  2. The river delta: Consider the formation of a river delta, which occurs when the river (society) meets the sea (desired change). It’s not one single stream of water (individual action) that creates a delta but a complex network of interconnected channels (collective and systemic action) that shapes the landscape (society). This metaphor underlines the idea that comprehensive change requires a system of actions flowing together rather than isolated individual efforts.
  3. The octopus: An octopus provides a beautiful metaphor for decentralization. Unlike many creatures, two-thirds of an octopus’s neurons are located in its arms, not its head. This unusual structure allows each arm to taste, touch, and move independently to solve problems and make decisions. Each segment or individual in a system can work autonomously, responding to local conditions and challenges while remaining connected to a larger, cohesive whole. This metaphor serves as a reminder that decentralized systems can be both flexible and unified, adaptable and coherent.
  4. The immortal jellyfish: The Turritopsis dohrnii, also known as the immortal jellyfish, symbolizes incredible systemic regeneration and transformation. This small, transparent sea creature holds an extraordinary power: it can revert its cells back to their earliest form and grow anew, in effect resetting its life cycle and achieving biological immortality. This biological phenomenon serves as an allegory for the radical transformations we can aspire to in our societal systems. It invites us to dream and work towards a world where unjust, unsustainable systems are not just reformed but reshaped at their core, reborn into something better, just as the jellyfish is reborn into a new life cycle.

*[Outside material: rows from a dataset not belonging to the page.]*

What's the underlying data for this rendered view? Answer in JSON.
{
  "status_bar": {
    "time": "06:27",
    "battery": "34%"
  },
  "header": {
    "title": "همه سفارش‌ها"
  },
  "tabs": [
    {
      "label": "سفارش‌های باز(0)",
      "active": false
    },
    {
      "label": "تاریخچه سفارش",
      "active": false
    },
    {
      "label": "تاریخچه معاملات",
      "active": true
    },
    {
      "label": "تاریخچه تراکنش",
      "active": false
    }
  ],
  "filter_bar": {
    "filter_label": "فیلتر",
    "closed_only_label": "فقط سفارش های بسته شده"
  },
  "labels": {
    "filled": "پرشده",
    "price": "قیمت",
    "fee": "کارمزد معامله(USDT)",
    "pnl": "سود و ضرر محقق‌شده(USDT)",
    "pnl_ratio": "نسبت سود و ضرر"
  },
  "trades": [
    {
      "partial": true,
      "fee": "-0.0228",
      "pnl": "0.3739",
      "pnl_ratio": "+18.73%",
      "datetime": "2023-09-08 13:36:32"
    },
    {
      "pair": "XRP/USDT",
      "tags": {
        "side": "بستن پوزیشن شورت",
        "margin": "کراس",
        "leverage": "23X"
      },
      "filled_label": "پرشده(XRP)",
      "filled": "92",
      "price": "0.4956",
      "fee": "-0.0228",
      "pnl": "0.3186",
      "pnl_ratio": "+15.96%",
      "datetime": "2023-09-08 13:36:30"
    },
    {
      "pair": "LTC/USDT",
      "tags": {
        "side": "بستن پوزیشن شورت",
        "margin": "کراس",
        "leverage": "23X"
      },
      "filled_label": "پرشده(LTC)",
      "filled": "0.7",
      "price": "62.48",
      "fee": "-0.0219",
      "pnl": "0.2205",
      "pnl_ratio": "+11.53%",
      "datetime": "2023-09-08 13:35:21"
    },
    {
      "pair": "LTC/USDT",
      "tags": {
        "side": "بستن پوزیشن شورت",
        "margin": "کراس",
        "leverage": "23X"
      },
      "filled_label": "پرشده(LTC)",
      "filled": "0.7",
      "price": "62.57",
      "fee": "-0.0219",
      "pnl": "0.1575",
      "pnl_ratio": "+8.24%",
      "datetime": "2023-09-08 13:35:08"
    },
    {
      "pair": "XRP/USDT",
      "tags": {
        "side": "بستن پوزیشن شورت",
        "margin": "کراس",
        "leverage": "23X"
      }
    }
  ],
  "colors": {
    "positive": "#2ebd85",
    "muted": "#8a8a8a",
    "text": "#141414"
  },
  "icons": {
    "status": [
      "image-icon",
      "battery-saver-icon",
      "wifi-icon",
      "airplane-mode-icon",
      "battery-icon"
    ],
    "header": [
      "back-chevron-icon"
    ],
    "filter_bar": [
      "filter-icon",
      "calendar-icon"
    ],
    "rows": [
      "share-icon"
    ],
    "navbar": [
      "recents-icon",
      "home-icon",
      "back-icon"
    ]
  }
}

To conclude, the notion of ‘doing one’s part’ overshadows the deeper need for collective, coordinated action and systemic change. It also diverts responsibility away from corporations, delaying urgently needed action. The profound challenges of our era – climate change, social inequality, biodiversity loss – are systemic and so our responses should be as well. Narratives of small-scale, tribal solutions are insufficient against the vast, violent and global impacts of 21st Century capitalism.

Changing the system together

Our roles extend beyond personal consumption choices to advocating for and working towards systemic and organized change. We must pivot our narrative from ‘doing one’s part’ to ‘changing the system together’, promoting a coordinated effort for an equitable and sustainable society.